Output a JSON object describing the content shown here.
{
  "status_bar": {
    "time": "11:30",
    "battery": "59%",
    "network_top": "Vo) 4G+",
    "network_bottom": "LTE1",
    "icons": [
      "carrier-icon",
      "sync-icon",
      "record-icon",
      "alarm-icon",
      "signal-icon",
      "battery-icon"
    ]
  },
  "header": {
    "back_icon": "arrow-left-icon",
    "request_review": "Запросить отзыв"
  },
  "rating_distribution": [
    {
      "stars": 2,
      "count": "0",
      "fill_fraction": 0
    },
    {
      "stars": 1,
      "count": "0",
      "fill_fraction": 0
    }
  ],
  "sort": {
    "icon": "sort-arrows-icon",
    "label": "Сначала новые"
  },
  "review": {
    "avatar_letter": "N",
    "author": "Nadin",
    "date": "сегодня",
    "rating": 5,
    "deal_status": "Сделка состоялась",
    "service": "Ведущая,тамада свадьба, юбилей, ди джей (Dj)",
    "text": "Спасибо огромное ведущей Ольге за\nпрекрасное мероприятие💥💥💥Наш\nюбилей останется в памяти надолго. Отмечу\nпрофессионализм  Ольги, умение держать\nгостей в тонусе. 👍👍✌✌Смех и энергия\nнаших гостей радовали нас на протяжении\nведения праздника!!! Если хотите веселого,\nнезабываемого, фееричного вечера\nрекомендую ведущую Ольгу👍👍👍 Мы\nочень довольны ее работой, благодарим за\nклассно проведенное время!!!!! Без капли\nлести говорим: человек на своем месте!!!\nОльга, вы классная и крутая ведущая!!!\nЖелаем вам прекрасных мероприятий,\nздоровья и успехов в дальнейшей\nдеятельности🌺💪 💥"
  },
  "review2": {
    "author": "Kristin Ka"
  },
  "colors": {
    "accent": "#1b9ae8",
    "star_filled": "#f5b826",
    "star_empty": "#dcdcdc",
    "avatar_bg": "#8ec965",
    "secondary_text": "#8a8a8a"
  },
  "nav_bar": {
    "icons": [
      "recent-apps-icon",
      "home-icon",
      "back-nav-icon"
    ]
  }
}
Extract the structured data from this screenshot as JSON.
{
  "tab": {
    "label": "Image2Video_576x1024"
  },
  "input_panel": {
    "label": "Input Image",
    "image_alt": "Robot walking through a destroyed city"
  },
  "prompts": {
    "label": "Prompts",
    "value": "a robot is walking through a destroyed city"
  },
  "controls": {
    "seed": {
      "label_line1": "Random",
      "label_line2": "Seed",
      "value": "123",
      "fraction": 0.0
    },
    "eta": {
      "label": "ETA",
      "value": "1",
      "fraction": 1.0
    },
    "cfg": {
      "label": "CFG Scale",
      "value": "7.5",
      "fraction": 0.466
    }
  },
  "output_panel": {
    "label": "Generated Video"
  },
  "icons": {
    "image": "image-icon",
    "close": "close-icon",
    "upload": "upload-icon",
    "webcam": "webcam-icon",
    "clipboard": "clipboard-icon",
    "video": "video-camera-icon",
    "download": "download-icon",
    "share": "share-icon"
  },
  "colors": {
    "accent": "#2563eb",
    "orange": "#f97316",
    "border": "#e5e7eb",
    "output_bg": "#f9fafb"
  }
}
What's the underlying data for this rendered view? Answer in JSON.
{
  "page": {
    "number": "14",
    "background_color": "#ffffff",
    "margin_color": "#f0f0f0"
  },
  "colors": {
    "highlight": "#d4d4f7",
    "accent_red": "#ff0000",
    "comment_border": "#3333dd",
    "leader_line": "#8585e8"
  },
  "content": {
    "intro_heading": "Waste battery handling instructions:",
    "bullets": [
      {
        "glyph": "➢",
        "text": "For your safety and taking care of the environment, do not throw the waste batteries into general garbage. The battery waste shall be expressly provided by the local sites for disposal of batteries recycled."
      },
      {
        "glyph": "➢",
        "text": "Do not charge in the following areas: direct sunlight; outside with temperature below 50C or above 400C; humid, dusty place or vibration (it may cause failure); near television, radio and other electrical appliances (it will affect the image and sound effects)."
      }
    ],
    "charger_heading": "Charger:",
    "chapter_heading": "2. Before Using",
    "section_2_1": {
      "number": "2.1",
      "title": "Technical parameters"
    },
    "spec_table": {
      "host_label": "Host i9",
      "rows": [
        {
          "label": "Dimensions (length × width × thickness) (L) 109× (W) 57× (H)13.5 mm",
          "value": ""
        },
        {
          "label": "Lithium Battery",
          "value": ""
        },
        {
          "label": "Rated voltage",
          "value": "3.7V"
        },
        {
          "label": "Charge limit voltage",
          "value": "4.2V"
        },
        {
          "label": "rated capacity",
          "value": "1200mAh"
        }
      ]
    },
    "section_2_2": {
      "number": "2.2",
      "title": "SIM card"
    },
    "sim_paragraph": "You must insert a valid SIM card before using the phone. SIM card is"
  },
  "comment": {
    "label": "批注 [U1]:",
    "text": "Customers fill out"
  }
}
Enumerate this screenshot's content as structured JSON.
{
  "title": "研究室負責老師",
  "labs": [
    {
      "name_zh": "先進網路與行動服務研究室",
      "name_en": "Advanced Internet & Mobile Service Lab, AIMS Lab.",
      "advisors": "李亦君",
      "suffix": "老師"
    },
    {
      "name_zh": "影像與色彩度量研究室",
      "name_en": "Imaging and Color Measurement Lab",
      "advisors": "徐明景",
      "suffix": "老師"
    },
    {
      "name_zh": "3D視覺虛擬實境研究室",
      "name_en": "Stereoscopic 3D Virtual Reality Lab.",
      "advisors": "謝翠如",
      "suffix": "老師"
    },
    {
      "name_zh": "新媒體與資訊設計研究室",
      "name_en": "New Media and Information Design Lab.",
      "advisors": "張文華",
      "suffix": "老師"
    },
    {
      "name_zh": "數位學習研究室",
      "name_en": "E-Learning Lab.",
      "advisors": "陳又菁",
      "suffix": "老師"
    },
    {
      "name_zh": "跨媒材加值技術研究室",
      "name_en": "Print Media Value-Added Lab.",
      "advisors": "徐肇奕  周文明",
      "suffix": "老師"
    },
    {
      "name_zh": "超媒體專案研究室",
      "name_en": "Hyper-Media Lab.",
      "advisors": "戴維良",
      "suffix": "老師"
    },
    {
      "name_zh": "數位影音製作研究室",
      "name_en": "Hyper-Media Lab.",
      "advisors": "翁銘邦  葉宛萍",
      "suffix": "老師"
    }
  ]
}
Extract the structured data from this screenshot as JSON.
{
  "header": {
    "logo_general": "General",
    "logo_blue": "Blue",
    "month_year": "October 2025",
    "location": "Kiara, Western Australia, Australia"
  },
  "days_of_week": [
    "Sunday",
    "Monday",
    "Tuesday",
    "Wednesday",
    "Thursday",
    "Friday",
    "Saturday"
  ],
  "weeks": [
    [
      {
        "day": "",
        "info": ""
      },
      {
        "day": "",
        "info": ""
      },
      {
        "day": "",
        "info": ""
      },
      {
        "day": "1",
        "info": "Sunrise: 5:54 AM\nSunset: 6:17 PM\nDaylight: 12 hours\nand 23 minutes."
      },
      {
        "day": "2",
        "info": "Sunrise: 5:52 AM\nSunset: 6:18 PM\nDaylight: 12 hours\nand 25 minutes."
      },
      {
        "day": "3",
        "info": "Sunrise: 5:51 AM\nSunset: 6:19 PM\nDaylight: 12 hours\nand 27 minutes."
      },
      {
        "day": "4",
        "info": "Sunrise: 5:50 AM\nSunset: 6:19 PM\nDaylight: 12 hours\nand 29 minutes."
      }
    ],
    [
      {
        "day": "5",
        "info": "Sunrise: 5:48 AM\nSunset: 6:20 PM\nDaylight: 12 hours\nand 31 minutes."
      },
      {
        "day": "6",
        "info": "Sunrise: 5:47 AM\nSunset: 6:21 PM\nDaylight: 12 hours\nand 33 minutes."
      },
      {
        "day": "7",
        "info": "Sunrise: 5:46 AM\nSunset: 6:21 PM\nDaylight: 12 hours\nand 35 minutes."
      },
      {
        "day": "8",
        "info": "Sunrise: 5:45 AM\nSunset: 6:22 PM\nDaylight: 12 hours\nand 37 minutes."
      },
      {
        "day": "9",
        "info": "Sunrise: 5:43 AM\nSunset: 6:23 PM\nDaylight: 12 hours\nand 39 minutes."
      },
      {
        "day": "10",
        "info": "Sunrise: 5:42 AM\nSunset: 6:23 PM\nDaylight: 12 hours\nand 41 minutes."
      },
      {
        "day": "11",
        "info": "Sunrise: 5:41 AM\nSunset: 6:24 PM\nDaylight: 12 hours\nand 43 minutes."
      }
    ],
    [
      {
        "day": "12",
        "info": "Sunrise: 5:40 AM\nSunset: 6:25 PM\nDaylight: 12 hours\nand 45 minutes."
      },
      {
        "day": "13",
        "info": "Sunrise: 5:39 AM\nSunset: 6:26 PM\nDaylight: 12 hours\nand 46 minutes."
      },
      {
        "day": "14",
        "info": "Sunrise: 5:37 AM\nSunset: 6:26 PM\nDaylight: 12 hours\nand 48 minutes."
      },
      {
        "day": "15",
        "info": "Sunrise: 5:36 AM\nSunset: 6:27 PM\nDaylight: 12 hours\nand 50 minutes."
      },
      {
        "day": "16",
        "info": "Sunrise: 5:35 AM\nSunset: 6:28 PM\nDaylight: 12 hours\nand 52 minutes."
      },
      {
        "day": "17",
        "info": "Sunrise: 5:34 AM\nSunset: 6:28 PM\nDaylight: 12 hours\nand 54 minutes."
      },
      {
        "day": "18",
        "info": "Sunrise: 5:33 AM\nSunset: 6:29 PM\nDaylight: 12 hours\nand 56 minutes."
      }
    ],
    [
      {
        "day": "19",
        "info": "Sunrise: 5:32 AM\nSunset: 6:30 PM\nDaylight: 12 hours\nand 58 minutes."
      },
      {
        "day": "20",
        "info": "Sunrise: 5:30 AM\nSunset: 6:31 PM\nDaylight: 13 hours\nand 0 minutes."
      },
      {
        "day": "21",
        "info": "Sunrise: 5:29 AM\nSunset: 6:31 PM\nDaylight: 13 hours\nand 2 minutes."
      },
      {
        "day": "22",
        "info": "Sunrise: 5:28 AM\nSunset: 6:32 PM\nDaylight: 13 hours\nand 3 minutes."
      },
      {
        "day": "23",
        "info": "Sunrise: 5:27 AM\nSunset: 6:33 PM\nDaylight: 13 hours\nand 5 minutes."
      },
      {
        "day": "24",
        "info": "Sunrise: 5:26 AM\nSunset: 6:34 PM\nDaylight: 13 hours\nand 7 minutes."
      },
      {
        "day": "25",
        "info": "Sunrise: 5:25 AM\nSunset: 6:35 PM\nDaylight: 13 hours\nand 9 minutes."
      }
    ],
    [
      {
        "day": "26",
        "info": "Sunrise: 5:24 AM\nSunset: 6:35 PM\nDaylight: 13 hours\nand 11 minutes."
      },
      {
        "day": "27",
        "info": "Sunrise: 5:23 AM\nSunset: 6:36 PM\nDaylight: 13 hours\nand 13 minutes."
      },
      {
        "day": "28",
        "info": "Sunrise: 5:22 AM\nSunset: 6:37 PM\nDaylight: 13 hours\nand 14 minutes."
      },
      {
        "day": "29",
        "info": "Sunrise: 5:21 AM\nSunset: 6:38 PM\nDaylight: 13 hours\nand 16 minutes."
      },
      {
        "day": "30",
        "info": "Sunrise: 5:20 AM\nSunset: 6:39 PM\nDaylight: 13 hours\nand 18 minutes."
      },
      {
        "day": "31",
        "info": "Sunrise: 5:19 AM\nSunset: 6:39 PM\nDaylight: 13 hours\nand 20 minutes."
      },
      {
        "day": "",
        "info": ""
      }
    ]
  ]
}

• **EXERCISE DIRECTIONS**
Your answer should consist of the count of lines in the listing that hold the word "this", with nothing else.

• **TASK RESPONSE**
4